<<<<

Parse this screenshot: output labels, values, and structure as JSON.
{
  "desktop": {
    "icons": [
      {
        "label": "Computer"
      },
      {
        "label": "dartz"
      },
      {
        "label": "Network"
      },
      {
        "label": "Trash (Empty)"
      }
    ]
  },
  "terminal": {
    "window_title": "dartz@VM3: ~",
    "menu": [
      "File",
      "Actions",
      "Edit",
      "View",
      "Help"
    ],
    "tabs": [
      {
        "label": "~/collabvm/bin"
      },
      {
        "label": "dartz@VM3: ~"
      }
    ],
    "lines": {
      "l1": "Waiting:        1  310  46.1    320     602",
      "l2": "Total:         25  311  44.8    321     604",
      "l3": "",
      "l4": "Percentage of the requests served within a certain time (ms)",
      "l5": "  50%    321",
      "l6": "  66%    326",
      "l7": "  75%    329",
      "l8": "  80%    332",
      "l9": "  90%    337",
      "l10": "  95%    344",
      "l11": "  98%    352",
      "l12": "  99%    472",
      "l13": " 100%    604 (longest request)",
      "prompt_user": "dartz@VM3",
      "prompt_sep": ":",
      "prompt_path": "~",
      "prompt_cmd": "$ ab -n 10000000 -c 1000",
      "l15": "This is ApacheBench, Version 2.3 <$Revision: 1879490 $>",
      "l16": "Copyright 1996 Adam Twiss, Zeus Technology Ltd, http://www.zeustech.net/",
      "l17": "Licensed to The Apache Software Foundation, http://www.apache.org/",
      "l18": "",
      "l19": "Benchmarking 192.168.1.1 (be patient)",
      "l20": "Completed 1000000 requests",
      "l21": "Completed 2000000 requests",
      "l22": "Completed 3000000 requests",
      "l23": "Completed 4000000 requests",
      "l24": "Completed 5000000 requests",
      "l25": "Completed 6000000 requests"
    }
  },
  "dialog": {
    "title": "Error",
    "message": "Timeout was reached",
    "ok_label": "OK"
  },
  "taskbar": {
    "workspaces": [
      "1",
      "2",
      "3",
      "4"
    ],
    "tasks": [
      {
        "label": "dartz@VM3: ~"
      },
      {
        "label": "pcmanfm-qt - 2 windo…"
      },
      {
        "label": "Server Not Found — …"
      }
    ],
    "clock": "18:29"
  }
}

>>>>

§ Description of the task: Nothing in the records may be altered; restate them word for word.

§ Response to this task:
Parse this screenshot: output labels, values, and structure as JSON.
{
  "desktop": {
    "icons": [
      {
        "label": "Computer"
      },
      {
        "label": "dartz"
      },
      {
        "label": "Network"
      },
      {
        "label": "Trash (Empty)"
      }
    ]
  },
  "terminal": {
    "window_title": "dartz@VM3: ~",
    "menu": [
      "File",
      "Actions",
      "Edit",
      "View",
      "Help"
    ],
    "tabs": [
      {
        "label": "~/collabvm/bin"
      },
      {
        "label": "dartz@VM3: ~"
      }
    ],
    "lines": {
      "l1": "Waiting:        1  310  46.1    320     602",
      "l2": "Total:         25  311  44.8    321     604",
      "l3": "",
      "l4": "Percentage of the requests served within a certain time (ms)",
      "l5": "  50%    321",
      "l6": "  66%    326",
      "l7": "  75%    329",
      "l8": "  80%    332",
      "l9": "  90%    337",
      "l10": "  95%    344",
      "l11": "  98%    352",
      "l12": "  99%    472",
      "l13": " 100%    604 (longest request)",
      "prompt_user": "dartz@VM3",
      "prompt_sep": ":",
      "prompt_path": "~",
      "prompt_cmd": "$ ab -n 10000000 -c 1000",
      "l15": "This is ApacheBench, Version 2.3 <$Revision: 1879490 $>",
      "l16": "Copyright 1996 Adam Twiss, Zeus Technology Ltd, http://www.zeustech.net/",
      "l17": "Licensed to The Apache Software Foundation, http://www.apache.org/",
      "l18": "",
      "l19": "Benchmarking 192.168.1.1 (be patient)",
      "l20": "Completed 1000000 requests",
      "l21": "Completed 2000000 requests",
      "l22": "Completed 3000000 requests",
      "l23": "Completed 4000000 requests",
      "l24": "Completed 5000000 requests",
      "l25": "Completed 6000000 requests"
    }
  },
  "dialog": {
    "title": "Error",
    "message": "Timeout was reached",
    "ok_label": "OK"
  },
  "taskbar": {
    "workspaces": [
      "1",
      "2",
      "3",
      "4"
    ],
    "tasks": [
      {
        "label": "dartz@VM3: ~"
      },
      {
        "label": "pcmanfm-qt - 2 windo…"
      },
      {
        "label": "Server Not Found — …"
      }
    ],
    "clock": "18:29"
  }
}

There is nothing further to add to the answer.